Critically Endangered Whales Sing Like Birds; New Recordings Hint at Rebound
When a University of Washington researcher listened to the audio picked up by a recording device that spent a year in the icy waters off the east coast of Greenland, she was stunned at what she heard: whales singing a remarkable variety of songs nearly constantly for five wintertime months.
Kate Stafford, an oceanographer with UW’sApplied Physics Lab, set out to find if any endangered bowhead whales passed through the Fram Strait, an inhospitable, ice-covered stretch of sea between Greenland and the northern islands of Norway. Only around 40 sightings of bowhead whales, which were hunted almost to extinction, have been reported there since the 1970s.
Stafford and colleagues put two hydrophones, or underwater microphones, on moorings attached to the seafloor in Fram Strait, leaving them there for as long as the batteries would last: nearly a year.
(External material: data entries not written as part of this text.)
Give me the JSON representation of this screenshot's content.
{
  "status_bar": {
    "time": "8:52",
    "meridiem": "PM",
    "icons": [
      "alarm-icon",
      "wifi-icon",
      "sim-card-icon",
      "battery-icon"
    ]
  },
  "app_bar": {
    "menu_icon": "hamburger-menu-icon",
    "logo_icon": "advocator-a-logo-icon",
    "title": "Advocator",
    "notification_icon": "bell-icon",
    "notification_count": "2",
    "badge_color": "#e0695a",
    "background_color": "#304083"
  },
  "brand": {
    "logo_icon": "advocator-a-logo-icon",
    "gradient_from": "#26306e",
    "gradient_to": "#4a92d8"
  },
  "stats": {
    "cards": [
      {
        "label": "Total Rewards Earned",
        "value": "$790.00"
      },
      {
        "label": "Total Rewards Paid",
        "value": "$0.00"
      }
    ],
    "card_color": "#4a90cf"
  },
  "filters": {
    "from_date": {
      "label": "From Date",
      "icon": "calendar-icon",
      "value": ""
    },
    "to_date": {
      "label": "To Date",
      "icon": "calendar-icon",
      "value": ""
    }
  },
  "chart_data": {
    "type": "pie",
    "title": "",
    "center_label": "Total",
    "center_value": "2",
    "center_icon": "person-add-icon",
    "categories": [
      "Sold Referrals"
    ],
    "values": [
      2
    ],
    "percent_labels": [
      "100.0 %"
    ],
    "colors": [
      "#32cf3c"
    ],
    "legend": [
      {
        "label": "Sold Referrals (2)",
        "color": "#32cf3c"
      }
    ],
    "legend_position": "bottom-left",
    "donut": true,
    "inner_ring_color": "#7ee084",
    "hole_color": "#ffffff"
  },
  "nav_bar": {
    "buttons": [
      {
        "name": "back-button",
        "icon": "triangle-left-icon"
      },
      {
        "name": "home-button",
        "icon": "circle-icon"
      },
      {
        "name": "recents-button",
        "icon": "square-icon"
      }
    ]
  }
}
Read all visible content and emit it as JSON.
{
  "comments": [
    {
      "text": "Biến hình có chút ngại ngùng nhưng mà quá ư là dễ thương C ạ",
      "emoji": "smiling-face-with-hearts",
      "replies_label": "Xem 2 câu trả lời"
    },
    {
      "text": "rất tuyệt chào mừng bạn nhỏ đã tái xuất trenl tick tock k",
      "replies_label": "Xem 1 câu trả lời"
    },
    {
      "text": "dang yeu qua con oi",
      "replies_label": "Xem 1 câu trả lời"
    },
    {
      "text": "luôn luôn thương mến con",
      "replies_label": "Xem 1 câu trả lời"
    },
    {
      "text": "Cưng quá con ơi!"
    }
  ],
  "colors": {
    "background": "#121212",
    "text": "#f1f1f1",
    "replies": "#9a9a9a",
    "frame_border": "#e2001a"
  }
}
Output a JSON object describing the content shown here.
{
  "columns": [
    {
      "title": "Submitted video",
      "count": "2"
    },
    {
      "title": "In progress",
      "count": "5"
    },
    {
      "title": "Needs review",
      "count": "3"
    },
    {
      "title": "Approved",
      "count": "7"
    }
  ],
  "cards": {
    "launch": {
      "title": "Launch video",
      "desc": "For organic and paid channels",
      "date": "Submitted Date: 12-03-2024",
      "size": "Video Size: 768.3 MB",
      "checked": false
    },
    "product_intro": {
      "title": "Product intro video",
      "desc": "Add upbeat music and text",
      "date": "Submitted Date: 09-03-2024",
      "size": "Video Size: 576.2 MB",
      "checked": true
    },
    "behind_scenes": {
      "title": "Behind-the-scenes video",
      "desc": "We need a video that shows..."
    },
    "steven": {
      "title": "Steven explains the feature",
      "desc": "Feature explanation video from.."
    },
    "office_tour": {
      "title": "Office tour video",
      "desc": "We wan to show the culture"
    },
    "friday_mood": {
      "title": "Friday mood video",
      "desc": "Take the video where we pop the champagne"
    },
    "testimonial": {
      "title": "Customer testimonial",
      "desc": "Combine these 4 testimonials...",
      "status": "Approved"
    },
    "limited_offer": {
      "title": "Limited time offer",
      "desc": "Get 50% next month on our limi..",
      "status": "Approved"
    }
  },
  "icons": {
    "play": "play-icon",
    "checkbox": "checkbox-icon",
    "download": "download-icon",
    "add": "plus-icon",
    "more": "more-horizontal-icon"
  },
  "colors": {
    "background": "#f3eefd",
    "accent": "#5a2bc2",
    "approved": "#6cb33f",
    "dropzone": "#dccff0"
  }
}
Since the population of bowhead whales likely to pass through was thought to number in the tens, they didn’t anticipate much interesting data.
“We hoped to record a few little grunts and moans,” Stafford said. “We were not expecting to get five months of straight singing.”
Not only did they record singing nearly every hour of the day and night, they picked up more than 60 unique songs. A paper detailing their discoveries appears Tuesday (July 31) as the feature article in Endangered Species Research and is openly accessible online.
The variety of tunes was so surprising that the researchers compared the whales’ song catalog to that of birds. “Whether individual singers display one, multiple or even all call types, the size of the song repertoire for… bowheads in 2008-2009 is remarkable and more closely approaches that of songbirds than other… whales,” they wrote in the report.
They have yet to learn why the whales sang so consistently last year.